Debra Manning, 35, and Dr. Robert Offerman, 44, were killed Dec. 30, 1979. Both are buried in Santa Barbara Cemetery. (Photo: Find A Grave)
Dr. Robert Offerman, 44, an orthopedic surgeon, and Debra Alexandria Manning, 35, a psychologist, were murdered Dec. 30, 1979, in their condominium near Goleta, about 100 miles northwest of Los Angeles, according to the Santa Barbara County Sheriff's Office.
The crime was the first of two double murders in the Goleta area and followed what authorities believe was an attempted double murder near Goleta in October 1979. In that crime, a couple escaped after being attacked while they slept.
Lyman Smith and Charlene Smith
Lyman Smith, 43, and Charlene Smith, 33, were killed March 13, 1980, in the bedroom of their Ventura home, about 65 miles northwest of Los Angeles.
The lawyer and his wife, an interior decorator, had been bound and bludgeoned with a fireplace log. Charlene Smith, who had been sexually assaulted, was bound with a drapery cord fastened in an ornate knot.
Lyman Smith's 12-year-old son from a previous marriage found the Smiths' bodies three days later.
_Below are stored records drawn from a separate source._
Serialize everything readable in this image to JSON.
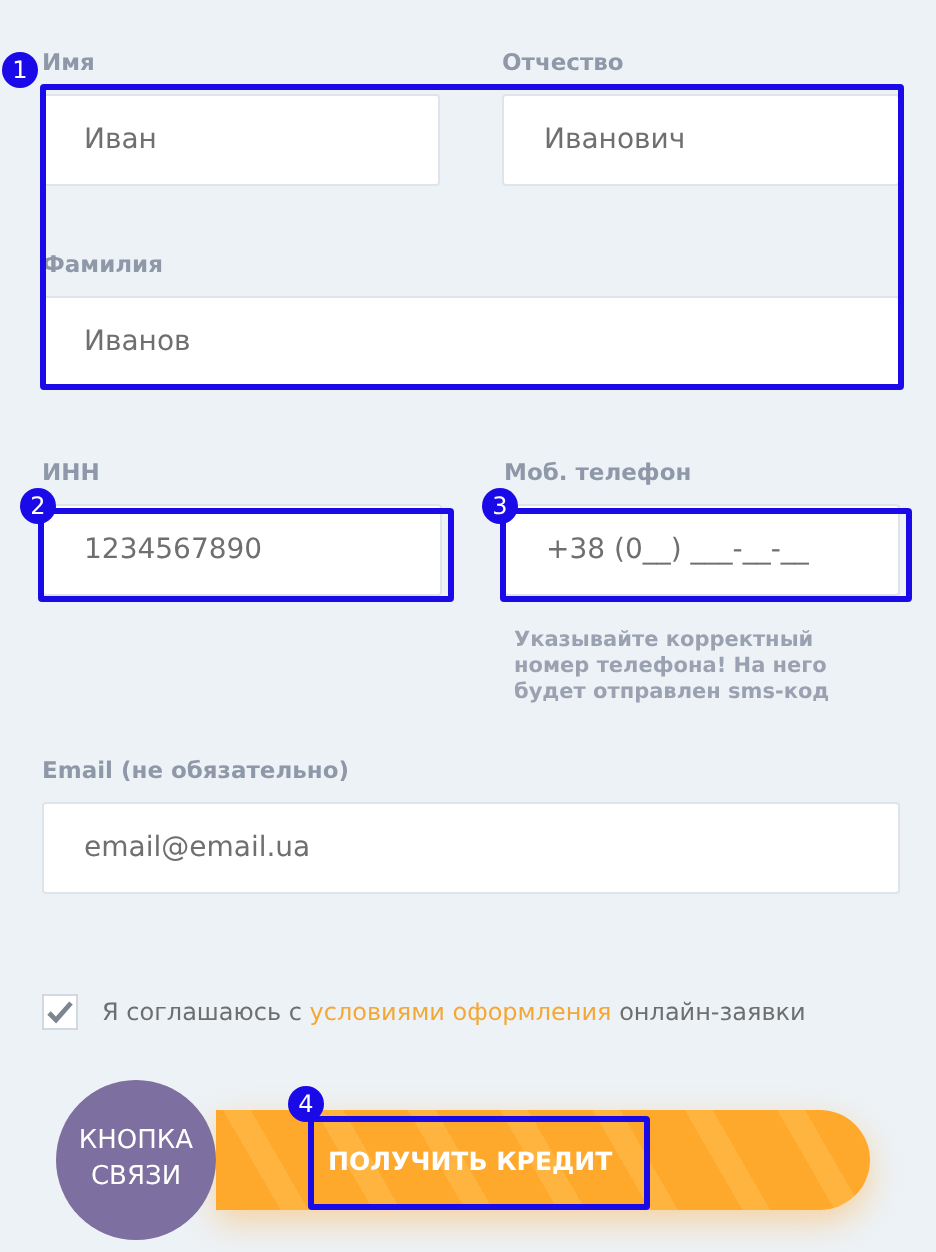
{
  "name_section": {
    "marker": "1",
    "rows": [
      [
        {
          "label": "Имя",
          "value": "Иван"
        },
        {
          "label": "Отчество",
          "value": "Иванович"
        }
      ],
      [
        {
          "label": "Фамилия",
          "value": "Иванов"
        }
      ]
    ]
  },
  "inn": {
    "label": "ИНН",
    "value": "1234567890",
    "marker": "2"
  },
  "phone": {
    "label": "Моб. телефон",
    "value": "+38 (0__) ___-__-__",
    "marker": "3",
    "hint": "Указывайте корректный номер телефона! На него будет отправлен sms-код"
  },
  "email": {
    "label": "Email (не обязательно)",
    "value": "email@email.ua"
  },
  "consent": {
    "checked": true,
    "text_before": "Я соглашаюсь с",
    "link": "условиями оформления",
    "text_after": "онлайн-заявки"
  },
  "contact_button": {
    "label": "КНОПКА СВЯЗИ"
  },
  "submit": {
    "label": "ПОЛУЧИТЬ КРЕДИТ",
    "marker": "4"
  }
}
DNA collected from the scene of the double murder was used to identify DeAngelo, according to Greg Totten, Ventura County district attorney.
Claude Snelling, 45, was killed Sept. 11, 1975, at his home in Visalia, roughly halfway between Sacramento and Los Angeles.
A criminal dubbed the Visalia Ransacker already had been active when 16-year-old Elizabeth Hupp awoke around 2 a.m. to a man hovering over her and wearing a ski mask.
The man attempted to kidnap her, Hupp said. But her father, a College of the Sequoias journalism professor, confronted him outside the back door. The man shot Snelling, hit and kicked Elizabeth, and ran. Snelling died.
"The fact that he died saving my life means the world to me," Hupp said. "My mom always said it wouldn't have mattered if there were 20 guys outside with guns, he would have saved me."
To date, no DNA evidence ties DeAngelo to Snelling, and authorities continue to exclude his death from the official count of 12 murders.
Manuela Witthuhn, 28, was home alone in Irvine when her killer broke in. She was found dead Feb. 5, 1981.
Her husband was sick and in a hospital at the time.
Detectives believe her killer may have wanted to target both and was surprised to find Whitthuhn by herself, the Inland Valley Daily Bulletin reported.
Her husband, David Witthuhn, died in 2008. He was a suspect in his wife's slaying, but DNA evidence cleared him.
Contributing: Silas Lyons, Redding (Calif.) Record Searchlight. Jennie Espino reports for the Redding Record Searchlight; Gretchen Wenner reports for the Ventura County (Calif.) Star. Follow Espino and Wenner on Twitter: @jennyespino_RS and @GretchenWenner